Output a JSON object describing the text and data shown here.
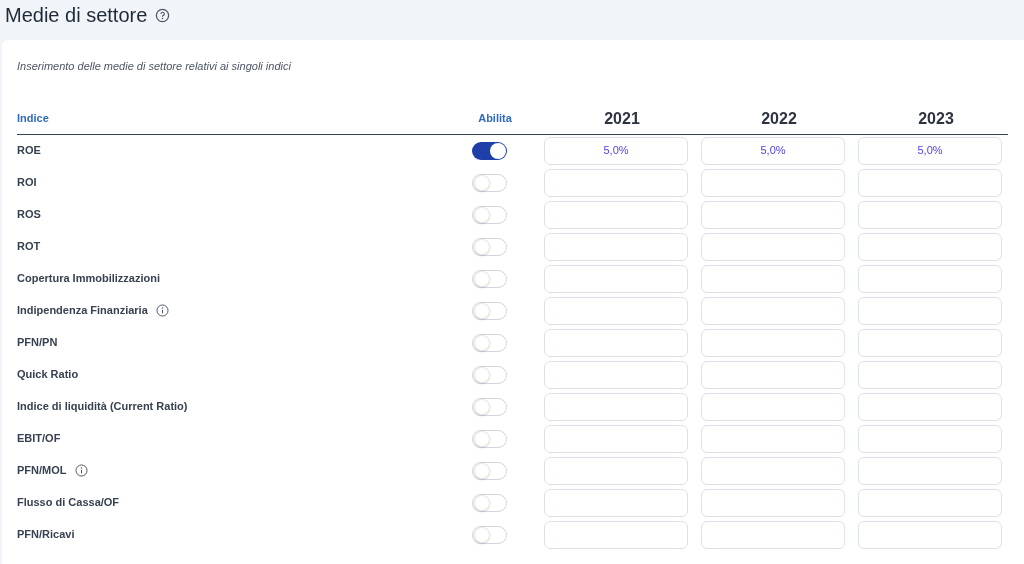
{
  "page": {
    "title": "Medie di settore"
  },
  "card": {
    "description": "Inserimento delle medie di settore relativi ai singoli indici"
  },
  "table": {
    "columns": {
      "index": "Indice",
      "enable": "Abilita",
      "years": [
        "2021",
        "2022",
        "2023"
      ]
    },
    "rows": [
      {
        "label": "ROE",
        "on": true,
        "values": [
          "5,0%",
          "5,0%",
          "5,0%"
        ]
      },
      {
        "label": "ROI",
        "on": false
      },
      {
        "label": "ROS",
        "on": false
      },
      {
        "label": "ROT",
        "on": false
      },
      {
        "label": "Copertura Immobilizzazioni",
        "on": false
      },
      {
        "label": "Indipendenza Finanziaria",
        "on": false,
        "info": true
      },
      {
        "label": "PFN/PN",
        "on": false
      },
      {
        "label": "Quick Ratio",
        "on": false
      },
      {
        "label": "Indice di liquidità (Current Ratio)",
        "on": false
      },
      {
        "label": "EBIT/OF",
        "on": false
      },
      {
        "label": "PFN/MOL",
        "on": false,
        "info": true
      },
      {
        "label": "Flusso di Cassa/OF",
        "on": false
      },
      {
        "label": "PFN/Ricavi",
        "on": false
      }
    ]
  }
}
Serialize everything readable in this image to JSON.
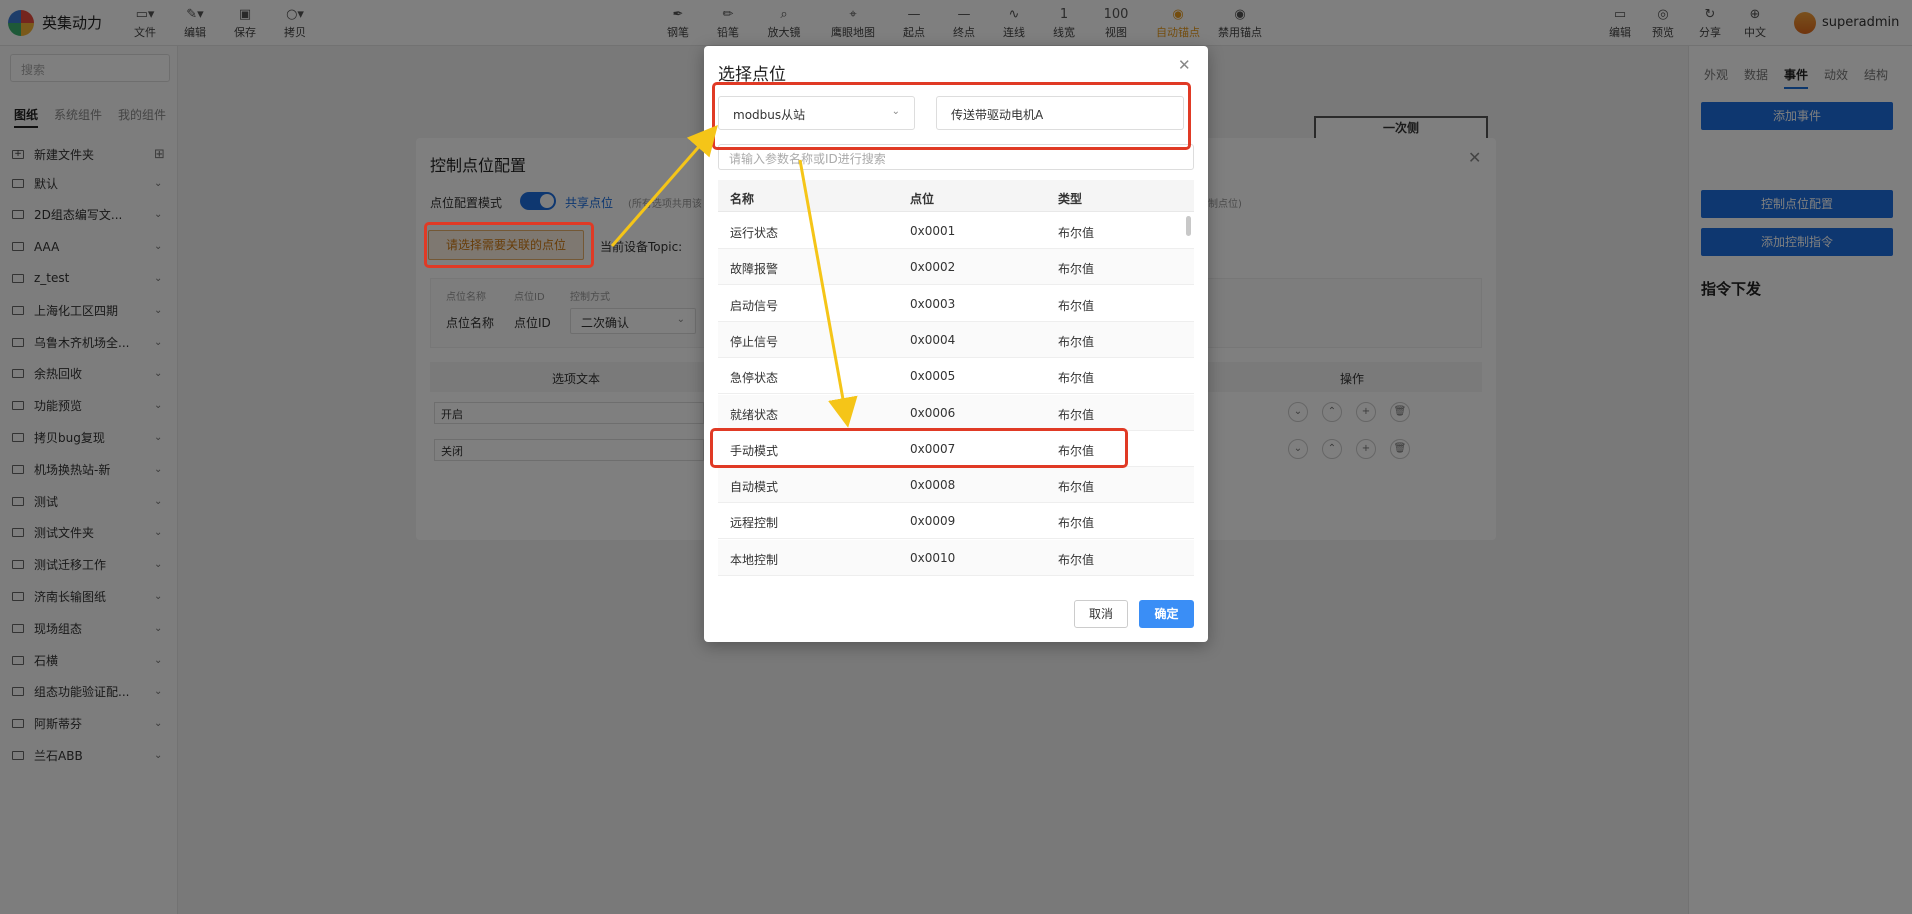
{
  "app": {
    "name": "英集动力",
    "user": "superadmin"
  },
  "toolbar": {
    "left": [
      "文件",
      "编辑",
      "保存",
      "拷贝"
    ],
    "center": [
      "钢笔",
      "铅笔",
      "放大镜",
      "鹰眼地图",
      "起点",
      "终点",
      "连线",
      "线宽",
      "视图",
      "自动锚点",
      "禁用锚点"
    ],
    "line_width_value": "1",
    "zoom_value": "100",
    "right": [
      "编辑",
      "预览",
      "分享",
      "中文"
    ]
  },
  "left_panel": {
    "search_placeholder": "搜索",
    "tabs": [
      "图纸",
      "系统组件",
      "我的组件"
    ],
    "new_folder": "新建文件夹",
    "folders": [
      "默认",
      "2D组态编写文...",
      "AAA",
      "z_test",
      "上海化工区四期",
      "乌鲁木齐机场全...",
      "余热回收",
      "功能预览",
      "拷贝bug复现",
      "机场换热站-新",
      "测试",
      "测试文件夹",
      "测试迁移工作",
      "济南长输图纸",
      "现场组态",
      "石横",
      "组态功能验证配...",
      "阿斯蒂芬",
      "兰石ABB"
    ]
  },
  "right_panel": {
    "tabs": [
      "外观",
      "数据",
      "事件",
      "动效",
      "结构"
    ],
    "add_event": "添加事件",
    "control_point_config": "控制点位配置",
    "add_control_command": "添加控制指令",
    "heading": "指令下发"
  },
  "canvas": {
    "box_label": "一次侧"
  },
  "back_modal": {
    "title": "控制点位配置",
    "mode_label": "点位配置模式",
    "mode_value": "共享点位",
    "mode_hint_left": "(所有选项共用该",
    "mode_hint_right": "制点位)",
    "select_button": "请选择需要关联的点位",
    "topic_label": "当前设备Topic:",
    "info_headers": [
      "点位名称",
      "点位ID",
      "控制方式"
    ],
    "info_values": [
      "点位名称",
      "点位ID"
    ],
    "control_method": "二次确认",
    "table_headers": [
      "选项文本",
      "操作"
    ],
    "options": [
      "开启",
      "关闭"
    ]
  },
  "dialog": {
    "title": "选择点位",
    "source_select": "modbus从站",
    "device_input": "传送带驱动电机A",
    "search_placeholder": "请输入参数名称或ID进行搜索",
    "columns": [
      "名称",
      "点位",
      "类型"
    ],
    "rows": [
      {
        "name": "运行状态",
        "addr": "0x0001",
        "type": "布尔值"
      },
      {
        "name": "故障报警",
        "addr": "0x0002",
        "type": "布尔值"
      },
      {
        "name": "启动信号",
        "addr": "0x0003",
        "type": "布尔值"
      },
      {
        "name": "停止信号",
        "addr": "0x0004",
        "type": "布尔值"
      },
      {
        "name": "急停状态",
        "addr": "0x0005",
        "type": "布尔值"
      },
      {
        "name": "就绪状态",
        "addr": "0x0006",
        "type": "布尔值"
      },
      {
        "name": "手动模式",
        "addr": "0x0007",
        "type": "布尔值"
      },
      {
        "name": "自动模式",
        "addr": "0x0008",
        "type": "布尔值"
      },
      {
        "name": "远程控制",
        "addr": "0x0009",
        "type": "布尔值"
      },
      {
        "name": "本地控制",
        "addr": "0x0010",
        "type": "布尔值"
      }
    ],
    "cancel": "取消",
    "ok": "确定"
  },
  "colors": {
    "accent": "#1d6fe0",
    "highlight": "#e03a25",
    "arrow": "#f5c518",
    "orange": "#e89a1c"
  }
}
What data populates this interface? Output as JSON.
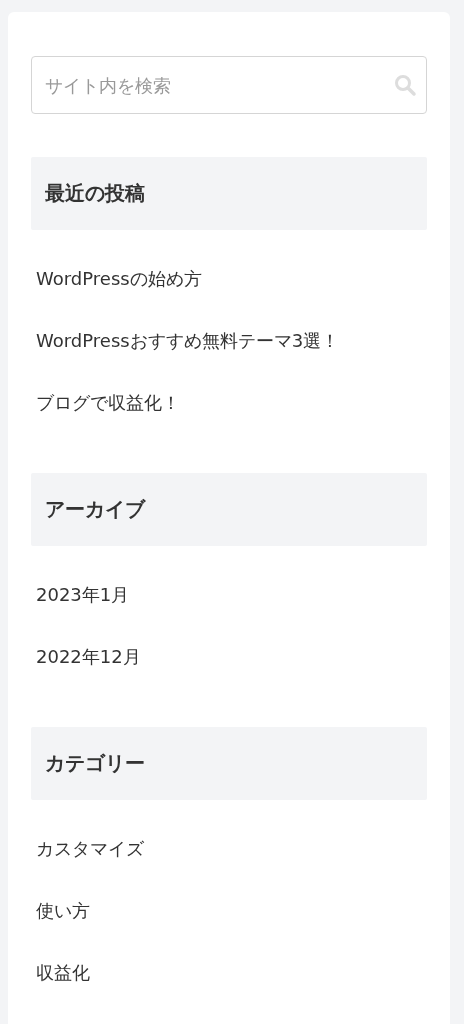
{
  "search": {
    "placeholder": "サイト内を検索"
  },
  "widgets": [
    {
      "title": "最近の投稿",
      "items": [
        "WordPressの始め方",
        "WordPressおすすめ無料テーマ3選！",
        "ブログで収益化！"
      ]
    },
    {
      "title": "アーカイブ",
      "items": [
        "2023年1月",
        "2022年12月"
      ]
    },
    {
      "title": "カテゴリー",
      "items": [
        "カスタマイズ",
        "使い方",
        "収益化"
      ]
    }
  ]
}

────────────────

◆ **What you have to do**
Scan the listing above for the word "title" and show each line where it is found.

◆ **Result for this exercise**
    "title": "Medie di settore"
    "title": "控制点位配置",
    "title": "选择点位",
      "title": "最近の投稿",
      "title": "アーカイブ",
      "title": "カテゴリー",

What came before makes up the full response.